But while the pair is following the lead of Karl Rove, the GOP strategist who often hand-picks which congressional candidates will run, they haven’t yet shown they can match his effectiveness. In Rhode Island, Schumer wanted another popular pro-life Democrat, James Langevin, to run, but Langevin passed on the Senate race after abortion rights groups sharply objected. Schumer has been one of the leaders in crafting the party's strategy on judicial nominations, but Senate Democrats put on one of the most feeble challenges of a Supreme Court nominee in recent memory during the Alito hearings. And two of Schumer’s committee aides stepped down last year amid accusations that they illegally obtained the credit report of Michael Steele, a GOP Senate candidate in Maryland. Emanuel, meanwhile, has been outraised by House Republicans ($60 million to $37 million) and hasn’t been able to match the sway of Schumer with his own colleagues. Over Emanuel's strong objections, House Democratic Leader Nancy Pelosi has called for a speedy withdrawal of American troops from Iraq, a position Emanuel has told friends may well cause political problems for the party.

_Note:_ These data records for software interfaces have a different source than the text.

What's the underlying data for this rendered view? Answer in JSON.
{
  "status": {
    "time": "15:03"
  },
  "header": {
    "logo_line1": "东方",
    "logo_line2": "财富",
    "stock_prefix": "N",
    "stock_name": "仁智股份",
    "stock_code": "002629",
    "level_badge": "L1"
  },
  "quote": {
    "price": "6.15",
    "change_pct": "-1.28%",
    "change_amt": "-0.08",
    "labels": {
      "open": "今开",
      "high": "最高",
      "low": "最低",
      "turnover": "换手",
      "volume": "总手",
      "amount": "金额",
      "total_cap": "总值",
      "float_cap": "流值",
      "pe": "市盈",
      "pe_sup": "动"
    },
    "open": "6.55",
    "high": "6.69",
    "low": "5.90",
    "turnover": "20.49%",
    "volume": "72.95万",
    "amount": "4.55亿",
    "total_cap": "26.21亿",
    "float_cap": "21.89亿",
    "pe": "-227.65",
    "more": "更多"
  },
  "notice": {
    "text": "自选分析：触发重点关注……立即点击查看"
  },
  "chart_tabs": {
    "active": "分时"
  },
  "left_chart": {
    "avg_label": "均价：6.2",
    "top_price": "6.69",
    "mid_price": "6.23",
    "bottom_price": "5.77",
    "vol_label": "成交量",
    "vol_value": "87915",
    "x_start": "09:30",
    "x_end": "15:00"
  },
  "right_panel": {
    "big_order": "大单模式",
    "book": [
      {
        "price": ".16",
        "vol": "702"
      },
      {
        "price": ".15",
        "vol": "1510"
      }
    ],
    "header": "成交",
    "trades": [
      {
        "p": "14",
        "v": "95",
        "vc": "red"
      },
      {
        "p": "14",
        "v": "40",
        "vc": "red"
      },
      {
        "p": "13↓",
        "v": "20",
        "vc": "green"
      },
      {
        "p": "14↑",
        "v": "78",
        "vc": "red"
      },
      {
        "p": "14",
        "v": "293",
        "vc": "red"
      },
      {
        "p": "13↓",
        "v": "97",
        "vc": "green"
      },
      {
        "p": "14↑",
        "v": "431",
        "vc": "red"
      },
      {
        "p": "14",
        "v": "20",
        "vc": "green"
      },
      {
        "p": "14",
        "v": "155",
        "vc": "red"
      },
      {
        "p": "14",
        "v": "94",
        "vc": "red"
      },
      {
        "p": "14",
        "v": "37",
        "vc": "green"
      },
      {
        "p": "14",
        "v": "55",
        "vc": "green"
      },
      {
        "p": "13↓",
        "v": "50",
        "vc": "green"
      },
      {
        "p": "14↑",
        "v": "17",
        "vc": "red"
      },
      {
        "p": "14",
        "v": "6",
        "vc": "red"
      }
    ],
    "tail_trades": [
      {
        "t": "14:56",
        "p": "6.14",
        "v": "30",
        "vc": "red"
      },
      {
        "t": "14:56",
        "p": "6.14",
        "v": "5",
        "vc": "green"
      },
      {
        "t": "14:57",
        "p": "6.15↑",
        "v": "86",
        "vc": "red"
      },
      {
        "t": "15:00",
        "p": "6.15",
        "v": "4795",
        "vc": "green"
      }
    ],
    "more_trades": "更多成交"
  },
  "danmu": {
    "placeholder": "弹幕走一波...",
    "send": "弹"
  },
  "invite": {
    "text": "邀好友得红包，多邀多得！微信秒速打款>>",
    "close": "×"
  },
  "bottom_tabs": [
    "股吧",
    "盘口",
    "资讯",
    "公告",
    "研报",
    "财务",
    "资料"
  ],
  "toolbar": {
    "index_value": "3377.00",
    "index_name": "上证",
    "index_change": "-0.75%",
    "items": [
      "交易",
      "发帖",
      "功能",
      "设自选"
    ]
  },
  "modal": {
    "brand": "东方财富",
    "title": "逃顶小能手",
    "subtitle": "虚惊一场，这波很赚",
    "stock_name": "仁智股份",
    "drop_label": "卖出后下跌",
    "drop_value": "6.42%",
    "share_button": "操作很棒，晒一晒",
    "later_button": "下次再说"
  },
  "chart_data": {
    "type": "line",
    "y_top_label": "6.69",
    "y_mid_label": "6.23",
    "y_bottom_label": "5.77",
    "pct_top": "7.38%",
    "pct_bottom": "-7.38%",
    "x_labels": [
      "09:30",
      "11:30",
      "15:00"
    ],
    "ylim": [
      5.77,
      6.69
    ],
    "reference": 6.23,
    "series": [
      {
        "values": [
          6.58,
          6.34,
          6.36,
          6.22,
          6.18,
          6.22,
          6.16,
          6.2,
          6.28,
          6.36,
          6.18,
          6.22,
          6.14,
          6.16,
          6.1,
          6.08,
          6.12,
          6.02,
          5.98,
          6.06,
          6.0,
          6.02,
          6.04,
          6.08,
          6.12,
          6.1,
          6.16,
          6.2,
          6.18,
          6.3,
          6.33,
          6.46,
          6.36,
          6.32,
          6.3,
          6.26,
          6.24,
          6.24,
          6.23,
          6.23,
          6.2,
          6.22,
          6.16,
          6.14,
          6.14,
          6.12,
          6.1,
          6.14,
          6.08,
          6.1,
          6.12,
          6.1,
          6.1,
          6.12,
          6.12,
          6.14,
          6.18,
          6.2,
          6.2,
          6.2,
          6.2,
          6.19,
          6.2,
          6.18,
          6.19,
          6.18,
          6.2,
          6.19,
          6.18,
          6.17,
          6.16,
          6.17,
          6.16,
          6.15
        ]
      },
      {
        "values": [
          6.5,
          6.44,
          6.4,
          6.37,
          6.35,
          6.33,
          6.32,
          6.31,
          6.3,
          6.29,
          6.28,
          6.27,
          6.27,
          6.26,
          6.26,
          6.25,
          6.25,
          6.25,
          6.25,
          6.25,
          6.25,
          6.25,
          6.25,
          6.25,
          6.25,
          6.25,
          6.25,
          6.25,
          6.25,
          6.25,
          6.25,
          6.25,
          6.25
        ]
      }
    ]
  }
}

More than anything, each man has the challenge of trying to market a party that is still struggling to find a unified, winning message. The Dems' leaders are divided on Iraq, haven’t agreed on what policy ideas they will offer in the fall and haven’t yet figured out how to convince Americans they’re as tough as the GOP on terrorism, which Rove said last week will again be the key issue for the GOP come November. Asked about the prospects for the fall, Emanuel declined and said, “my job is to affect races and not predict them.” He and Schumer may be impatient, but after twelve years of Republican rule, they know better than to be overconfident.